The Toy Association™ Provides Input on Proposed CPSC Updates to Certificates of Compliance

CPSC logoFebruary 12, 2024 | The Toy Association™ submitted comments on February 6 to the U.S. Consumer Product Safety Commission (CPSC) regarding the supplemental notice of proposed rulemaking (SNPR) to revise the agency's rule for Certificates of Compliance. The rule revision would impact any product domestically manufactured or imported in the U.S. that is subject to a General Certificate of Compliance (GCC) or Children’s Product Certificate (CPC).

The Consumer Product Safety Act (CPSA), as amended by the Consumer Product Safety Improvement Act (CPSIA), requires manufacturers, importers, and private labelers to certify their products’ compliance with consumer product safety rules by issuing certificates accompanying each product. These certificates must specify all relevant rules, bans, standards, or regulations under any laws administered by the CPSC with which the product must comply. Certifications are typically based on product testing or a reasonable testing program; certain children’s products requiring a CPC must be tested by a third-party laboratory that is approved to provide accreditation by the CPSC.

Instead of the current requirement for certificates to accompany a product shipment and be provided to the CPSC upon request, the revised rule proposes a requirement for certificates to be e-filed for all covered CPSC-regulated products prior to sale or importation.

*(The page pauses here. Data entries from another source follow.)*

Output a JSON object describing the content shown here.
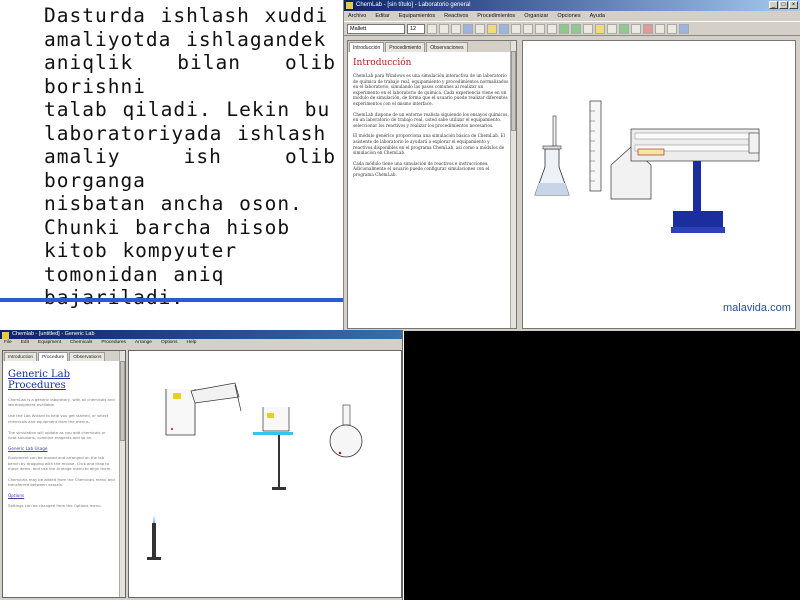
{
  "slide": {
    "lines": [
      "Dasturda ishlash xuddi",
      "amaliyotda ishlagandek",
      "aniqlik bilan olib borishni",
      "talab qiladi. Lekin bu",
      "laboratoriyada ishlash",
      "amaliy ish olib borganga",
      "nisbatan ancha oson.",
      "Chunki barcha hisob",
      "kitob kompyuter",
      "tomonidan aniq",
      "bajariladi."
    ]
  },
  "top_window": {
    "title": "ChemLab - [sin título] - Laboratorio general",
    "menu": [
      "Archivo",
      "Editar",
      "Equipamientos",
      "Reactivos",
      "Procedimientos",
      "Organizar",
      "Opciones",
      "Ayuda"
    ],
    "font_name": "Mallett",
    "font_size": "12",
    "tabs": [
      "Introducción",
      "Procedimiento",
      "Observaciones"
    ],
    "doc_heading": "Introducción",
    "paragraphs": [
      "ChemLab para Windows es una simulación interactiva de un laboratorio de química de trabajo real, equipamiento y procedimientos normalizados en el laboratorio, simulando las pasos comunes al realizar un experimento en el laboratorio de química. Cada experiencia viene en un módulo de simulación, de forma que el usuario puede realizar diferentes experimentos con el mismo interface.",
      "ChemLab dispone de un entorno realista siguiendo los ensayos químicos, en un laboratorio de trabajo real, usted sabe utilizar el equipamiento, seleccionar los reactivos y realizar los procedimientos necesarios.",
      "El módulo genérico proporciona una simulación básica de ChemLab. El asistente de laboratorio le ayudará a explorar el equipamiento y reactivos disponibles en el programa ChemLab, así como a módulos de simulación en ChemLab.",
      "Cada módulo tiene una simulación de reactivos e instrucciones. Adicionalmente el usuario puede configurar simulaciones con el programa ChemLab."
    ],
    "watermark": "malavida.com"
  },
  "bottom_window": {
    "title": "Chemlab - [untitled] - Generic Lab",
    "menu": [
      "File",
      "Edit",
      "Equipment",
      "Chemicals",
      "Procedures",
      "Arrange",
      "Options",
      "Help"
    ],
    "tabs": [
      "Introduction",
      "Procedure",
      "Observations"
    ],
    "doc_heading": "Generic Lab Procedures",
    "paragraphs": [
      "ChemLab is a generic laboratory, with all chemicals and lab equipment available.",
      "Use the Lab Wizard to help you get started, or select chemicals and equipment from the menus.",
      "The simulation will update as you add chemicals or heat solutions, combine reagents and so on."
    ],
    "sub_heading": "Generic Lab Usage",
    "paragraphs2": [
      "Equipment can be moved and arranged on the lab bench by dragging with the mouse. Click and drag to move items, and use the Arrange menu to align them.",
      "Chemicals may be added from the Chemicals menu and transferred between vessels."
    ],
    "sub_heading2": "Options",
    "paragraphs3": [
      "Settings can be changed from the Options menu."
    ]
  },
  "colors": {
    "title_blue": "#0a246a",
    "heading_red": "#b02020",
    "heading_blue": "#1a2ea0",
    "stand_blue": "#1a2e9e",
    "watermark_blue": "#2a4d9a"
  }
}
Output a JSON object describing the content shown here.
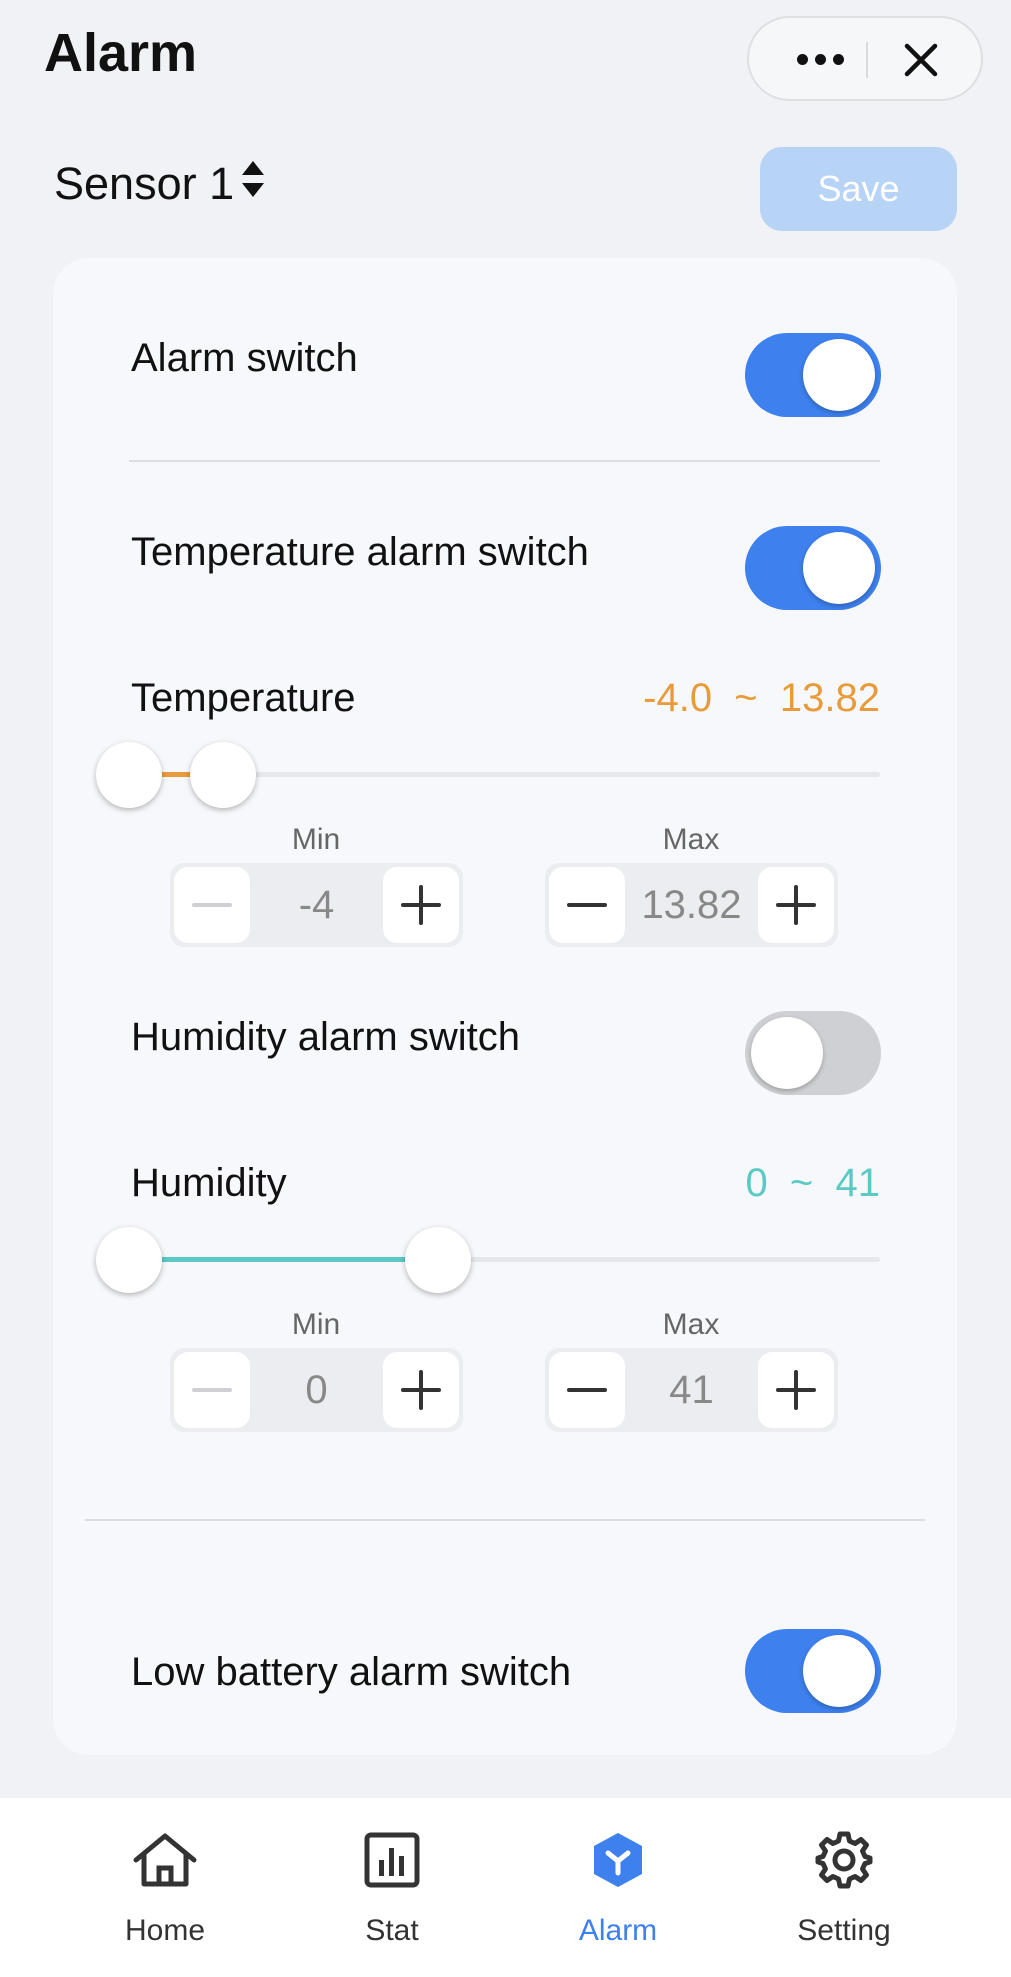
{
  "header": {
    "title": "Alarm"
  },
  "icons": [
    "more-icon",
    "close-icon",
    "sort-arrows-icon",
    "minus-icon",
    "plus-icon",
    "home-icon",
    "stat-icon",
    "alarm-icon",
    "gear-icon"
  ],
  "sensor": {
    "label": "Sensor 1",
    "save_label": "Save"
  },
  "alarm_switch": {
    "label": "Alarm switch",
    "on": true
  },
  "temperature_switch": {
    "label": "Temperature alarm switch",
    "on": true
  },
  "temperature": {
    "label": "Temperature",
    "range_text": "-4.0  ~  13.82",
    "min": "-4",
    "max": "13.82",
    "min_label": "Min",
    "max_label": "Max",
    "color": "#e89b3a"
  },
  "humidity_switch": {
    "label": "Humidity alarm switch",
    "on": false
  },
  "humidity": {
    "label": "Humidity",
    "range_text": "0  ~  41",
    "min": "0",
    "max": "41",
    "min_label": "Min",
    "max_label": "Max",
    "color": "#5bc9c4"
  },
  "battery_switch": {
    "label": "Low battery alarm switch",
    "on": true
  },
  "tabbar": {
    "items": [
      {
        "label": "Home"
      },
      {
        "label": "Stat"
      },
      {
        "label": "Alarm",
        "active": true
      },
      {
        "label": "Setting"
      }
    ]
  },
  "colors": {
    "accent": "#3d80ee",
    "save_disabled": "#b7d3f6",
    "toggle_off": "#cfd0d3"
  }
}
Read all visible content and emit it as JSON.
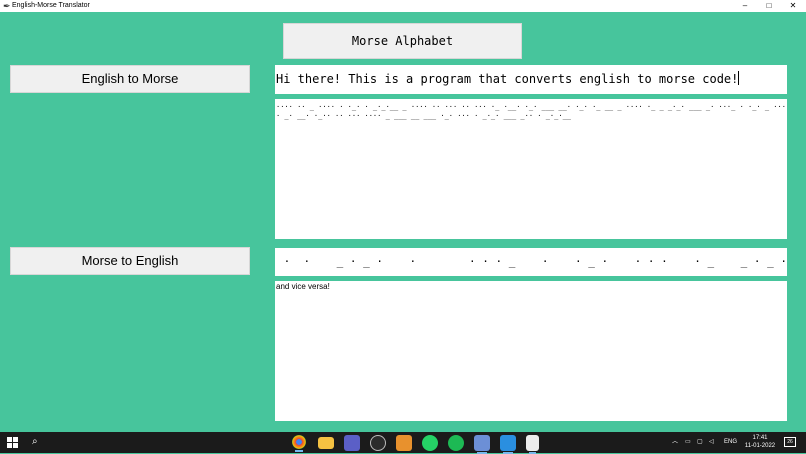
{
  "window": {
    "title": "English-Morse Translator",
    "controls": {
      "minimize": "–",
      "maximize": "□",
      "close": "✕"
    }
  },
  "buttons": {
    "alphabet": "Morse Alphabet",
    "english_to_morse": "English to Morse",
    "morse_to_english": "Morse to English"
  },
  "fields": {
    "english_input": "Hi there! This is a program that converts english to morse code!",
    "morse_output": "···· ··   _ ···· · ·_· ·  _·_·__   _ ···· ·· ···   ·· ···   ·_   ·__· ·_· ___ __· ·_· ·_ __   _ ···· ·_ _   _·_· ___ _· ···_ · ·_· _ ···   · _· __· ·_·· ·· ··· ····   _ ___   __ ___ ·_· ··· ·   _·_· ___ _·· ·  _·_·__",
    "morse_input": " ·  ·    _ · _ ·    ·        · · · _    ·    · _ ·    · · ·    · _    _ · _ · _ _",
    "english_output": "and vice versa!"
  },
  "taskbar": {
    "icons": [
      "windows-start-icon",
      "search-icon",
      "chrome-icon",
      "file-explorer-icon",
      "teams-icon",
      "browser-icon",
      "sublime-text-icon",
      "whatsapp-icon",
      "spotify-icon",
      "visual-studio-icon",
      "vscode-icon",
      "python-app-icon"
    ],
    "language": "ENG",
    "time": "17:41",
    "date": "11-01-2022",
    "notifications": "26"
  },
  "colors": {
    "app_background": "#47c59c",
    "button_background": "#f0f0f0",
    "taskbar_background": "#1b1b1b"
  }
}
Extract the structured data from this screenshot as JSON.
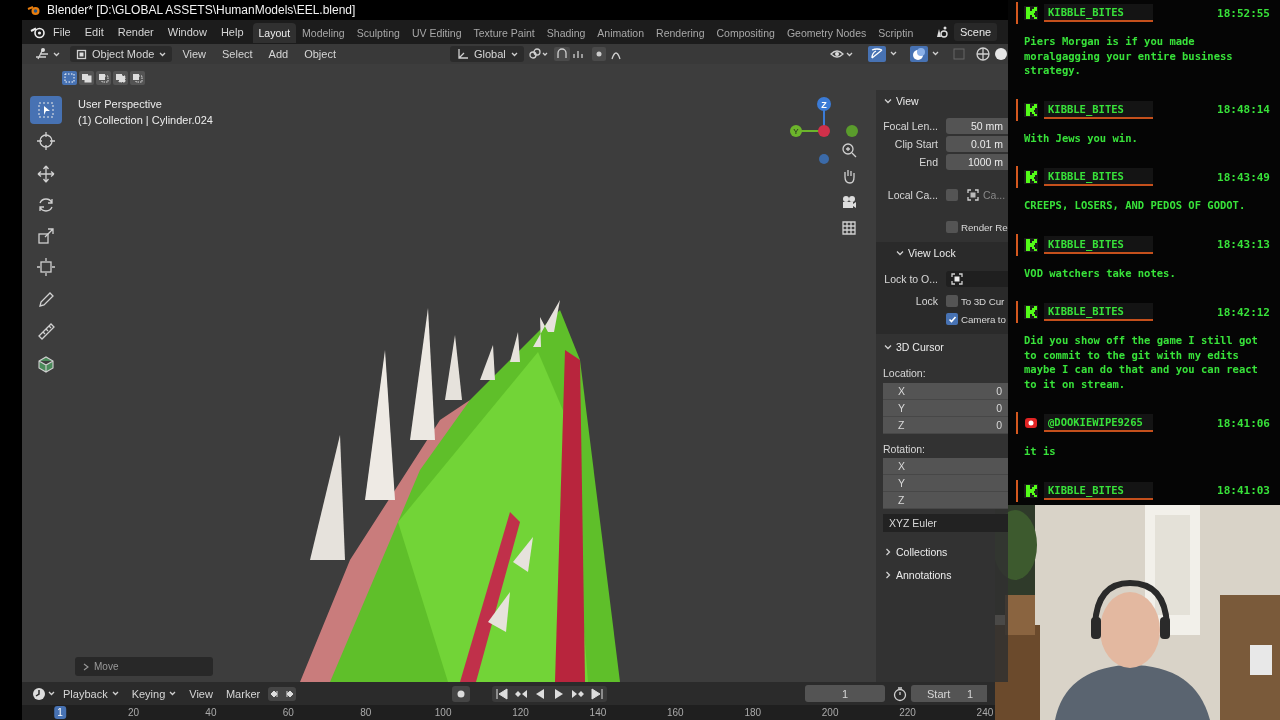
{
  "window": {
    "title": "Blender* [D:\\GLOBAL ASSETS\\HumanModels\\EEL.blend]"
  },
  "menu": [
    "File",
    "Edit",
    "Render",
    "Window",
    "Help"
  ],
  "workspaces": [
    {
      "label": "Layout",
      "selected": true
    },
    {
      "label": "Modeling",
      "selected": false
    },
    {
      "label": "Sculpting",
      "selected": false
    },
    {
      "label": "UV Editing",
      "selected": false
    },
    {
      "label": "Texture Paint",
      "selected": false
    },
    {
      "label": "Shading",
      "selected": false
    },
    {
      "label": "Animation",
      "selected": false
    },
    {
      "label": "Rendering",
      "selected": false
    },
    {
      "label": "Compositing",
      "selected": false
    },
    {
      "label": "Geometry Nodes",
      "selected": false
    },
    {
      "label": "Scriptin",
      "selected": false
    }
  ],
  "scene": "Scene",
  "header": {
    "mode": "Object Mode",
    "menus": [
      "View",
      "Select",
      "Add",
      "Object"
    ],
    "orientation": "Global"
  },
  "selection_modes": [
    {
      "selected": true
    },
    {
      "selected": false
    },
    {
      "selected": false
    },
    {
      "selected": false
    },
    {
      "selected": false
    }
  ],
  "toolbar": [
    {
      "kind": "select",
      "selected": true
    },
    {
      "kind": "cursor",
      "selected": false
    },
    {
      "kind": "move",
      "selected": false
    },
    {
      "kind": "rotate",
      "selected": false
    },
    {
      "kind": "scale",
      "selected": false
    },
    {
      "kind": "transform",
      "selected": false
    },
    {
      "kind": "annotate",
      "selected": false
    },
    {
      "kind": "measure",
      "selected": false
    },
    {
      "kind": "add",
      "selected": false
    }
  ],
  "viewport": {
    "view_name": "User Perspective",
    "object_info": "(1) Collection | Cylinder.024",
    "axis_labels": [
      "Z",
      "Y"
    ],
    "operator_panel": "Move"
  },
  "sidebar": {
    "view": {
      "title": "View",
      "expanded": true,
      "fields": [
        {
          "label": "Focal Len...",
          "value": "50 mm"
        },
        {
          "label": "Clip Start",
          "value": "0.01 m"
        },
        {
          "label": "End",
          "value": "1000 m"
        }
      ],
      "local_camera": {
        "label": "Local Ca...",
        "checked": false,
        "value": "Ca..."
      },
      "render_region": {
        "label": "Render Re",
        "checked": false
      }
    },
    "view_lock": {
      "title": "View Lock",
      "expanded": true,
      "lock_object_label": "Lock to O...",
      "lock_label": "Lock",
      "options": [
        {
          "label": "To 3D Cur",
          "checked": false
        },
        {
          "label": "Camera to",
          "checked": true
        }
      ]
    },
    "cursor": {
      "title": "3D Cursor",
      "expanded": true,
      "location_label": "Location:",
      "location": [
        {
          "axis": "X",
          "value": "0"
        },
        {
          "axis": "Y",
          "value": "0"
        },
        {
          "axis": "Z",
          "value": "0"
        }
      ],
      "rotation_label": "Rotation:",
      "rotation": [
        {
          "axis": "X"
        },
        {
          "axis": "Y"
        },
        {
          "axis": "Z"
        }
      ],
      "rotation_mode": "XYZ Euler"
    },
    "closed_panels": [
      {
        "title": "Collections",
        "expanded": false
      },
      {
        "title": "Annotations",
        "expanded": false
      }
    ]
  },
  "timeline": {
    "menus": [
      "Playback",
      "Keying",
      "View",
      "Marker"
    ],
    "current_frame": "1",
    "start_label": "Start",
    "start": "1",
    "ruler": [
      {
        "label": "1",
        "selected": true
      },
      {
        "label": "20",
        "selected": false
      },
      {
        "label": "40",
        "selected": false
      },
      {
        "label": "60",
        "selected": false
      },
      {
        "label": "80",
        "selected": false
      },
      {
        "label": "100",
        "selected": false
      },
      {
        "label": "120",
        "selected": false
      },
      {
        "label": "140",
        "selected": false
      },
      {
        "label": "160",
        "selected": false
      },
      {
        "label": "180",
        "selected": false
      },
      {
        "label": "200",
        "selected": false
      },
      {
        "label": "220",
        "selected": false
      },
      {
        "label": "240",
        "selected": false
      }
    ]
  },
  "chat": {
    "messages": [
      {
        "kind": "kick",
        "user": "KIBBLE_BITES",
        "time": "18:52:55",
        "text": "Piers Morgan is if you made moralgagging your entire business strategy."
      },
      {
        "kind": "kick",
        "user": "KIBBLE_BITES",
        "time": "18:48:14",
        "text": "With Jews you win."
      },
      {
        "kind": "kick",
        "user": "KIBBLE_BITES",
        "time": "18:43:49",
        "text": "CREEPS, LOSERS, AND PEDOS OF GODOT."
      },
      {
        "kind": "kick",
        "user": "KIBBLE_BITES",
        "time": "18:43:13",
        "text": "VOD watchers take notes."
      },
      {
        "kind": "kick",
        "user": "KIBBLE_BITES",
        "time": "18:42:12",
        "text": "Did you show off the game I still got to commit to the git with my edits maybe I can do that and you can react to it on stream."
      },
      {
        "kind": "youtube",
        "user": "@DOOKIEWIPE9265",
        "time": "18:41:06",
        "text": "it is"
      },
      {
        "kind": "kick",
        "user": "KIBBLE_BITES",
        "time": "18:41:03"
      }
    ]
  }
}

Some additional changes include broadening the definition of “importer” to include almost any entity that “… has a financial interest in the product or substance being offered for import and effectively caused the product or substance to be imported into the United States;” including international mail shipments as a covered importation channel; significantly increasing the scope of covered products by including replacement parts into the definition of “finished product;” and new recordkeeping requirements.

“The Toy Association believes in the process of reviewing existing regulations and updating the requirements as new technologies are enabled,” said Jos Huxley, senior vice president of technical affairs at The Toy Association. “However, we recommend several revisions to the proposed rule to address concerns regarding burden, complexity, and practicality that do not actually enhance safety.”

In addition to providing detailed feedback on the proposal, the Association comments included the following points for consideration in order to apply the intended revisions properly and effectively to the CPSC’s proposed update:

  • Definition of importer: exclude non-commercial consumer imports from certification requirements, as including them could burden consumers by classifying them as “importers” and disrupt the supply chain
  • Treatment of replacement parts: opposition to considering replacement parts as separate finished products, which would increase logistical burdens without enhancing safety
  • Requirement for separate certifications by each importer: requesting that CPSC restore primary responsibility for certification to the product manufacturer or private labeler, instead of introducing a requirement for each importer to submit separate (and duplicative) certifications for each shipment
  • Analysis of costs and burdens: The Toy Association requests a reassessment of the estimated cost burden of implementing the proposed changes
  • Implementation timeline: a need for longer effective date and staggered phase-in period to allow affected parties time to adjust to the proposed changes

The Toy Association will continue to keep its members apprised of developments on this issue. Any questions may be directed to The Toy Association’s  Jos Huxley.